▸ **ASSIGNMENT**:
Copy out each line of the data below in which "total" appears.

▸ **EXERCISE DATA**:

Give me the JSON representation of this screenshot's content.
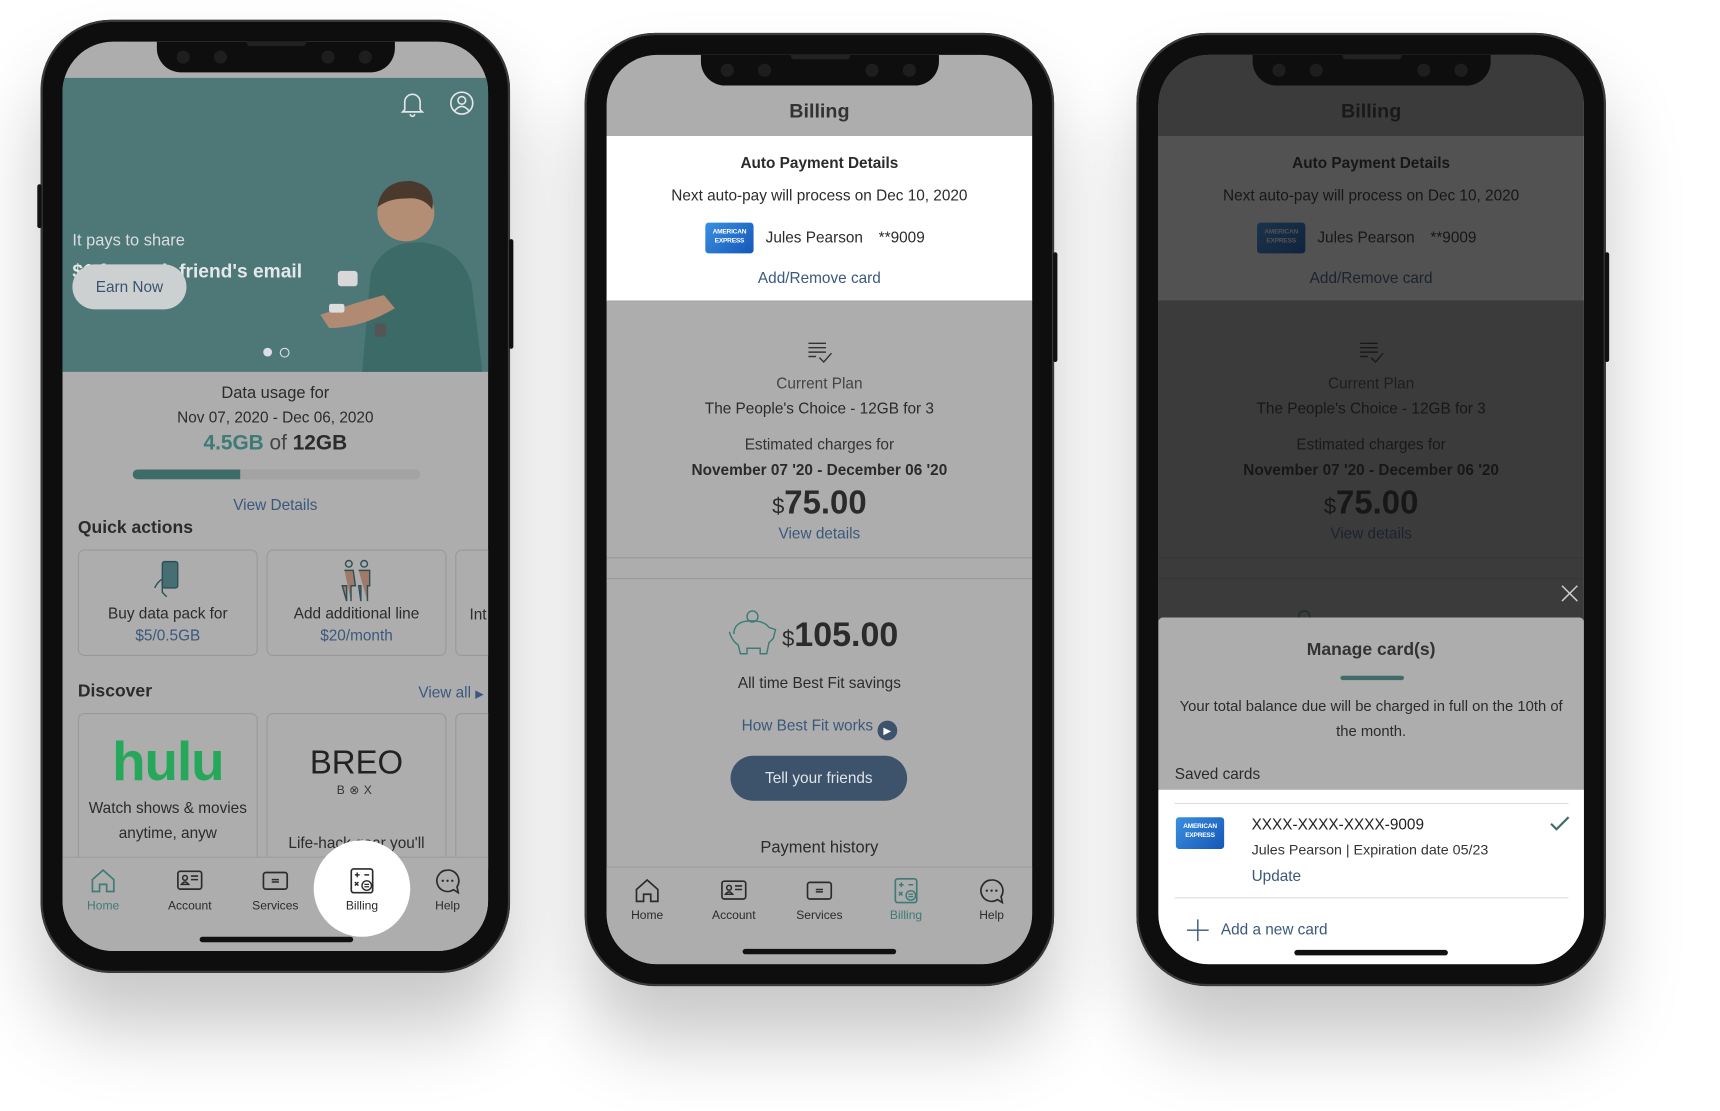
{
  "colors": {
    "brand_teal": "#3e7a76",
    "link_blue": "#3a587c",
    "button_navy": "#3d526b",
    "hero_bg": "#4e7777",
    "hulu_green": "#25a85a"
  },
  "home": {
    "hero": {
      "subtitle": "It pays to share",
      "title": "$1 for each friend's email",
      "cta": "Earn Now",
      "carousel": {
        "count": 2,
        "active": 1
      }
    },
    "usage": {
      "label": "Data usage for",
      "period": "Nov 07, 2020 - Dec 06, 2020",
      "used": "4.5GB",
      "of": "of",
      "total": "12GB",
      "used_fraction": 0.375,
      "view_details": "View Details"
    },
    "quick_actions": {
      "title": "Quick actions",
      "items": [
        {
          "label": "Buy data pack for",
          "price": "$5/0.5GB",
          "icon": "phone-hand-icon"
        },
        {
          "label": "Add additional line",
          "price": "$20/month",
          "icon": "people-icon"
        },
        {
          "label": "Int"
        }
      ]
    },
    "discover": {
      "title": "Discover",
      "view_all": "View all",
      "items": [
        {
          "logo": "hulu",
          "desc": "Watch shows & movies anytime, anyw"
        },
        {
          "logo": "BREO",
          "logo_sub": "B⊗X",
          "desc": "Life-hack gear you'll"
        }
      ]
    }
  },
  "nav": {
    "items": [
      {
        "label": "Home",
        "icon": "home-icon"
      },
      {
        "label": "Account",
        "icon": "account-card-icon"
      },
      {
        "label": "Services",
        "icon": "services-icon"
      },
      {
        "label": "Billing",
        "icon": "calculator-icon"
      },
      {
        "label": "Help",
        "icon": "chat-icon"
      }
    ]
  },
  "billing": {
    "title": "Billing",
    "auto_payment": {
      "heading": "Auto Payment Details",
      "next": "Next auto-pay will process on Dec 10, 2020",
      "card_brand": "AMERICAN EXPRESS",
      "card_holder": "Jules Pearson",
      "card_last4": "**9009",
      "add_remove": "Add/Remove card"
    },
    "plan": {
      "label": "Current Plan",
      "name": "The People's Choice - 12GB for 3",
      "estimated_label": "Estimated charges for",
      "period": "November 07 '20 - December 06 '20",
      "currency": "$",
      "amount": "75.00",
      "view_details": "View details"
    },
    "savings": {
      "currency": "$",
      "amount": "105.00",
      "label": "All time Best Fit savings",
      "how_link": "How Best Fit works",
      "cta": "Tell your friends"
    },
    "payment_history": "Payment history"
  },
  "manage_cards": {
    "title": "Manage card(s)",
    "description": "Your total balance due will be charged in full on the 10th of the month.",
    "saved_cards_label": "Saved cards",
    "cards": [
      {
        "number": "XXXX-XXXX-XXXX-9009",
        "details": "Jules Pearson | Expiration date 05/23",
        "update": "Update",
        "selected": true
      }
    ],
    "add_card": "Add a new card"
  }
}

▸ **ANSWER TO THIS TASK**:
      "total": "12GB",
    "description": "Your total balance due will be charged in full on the 10th of the month.",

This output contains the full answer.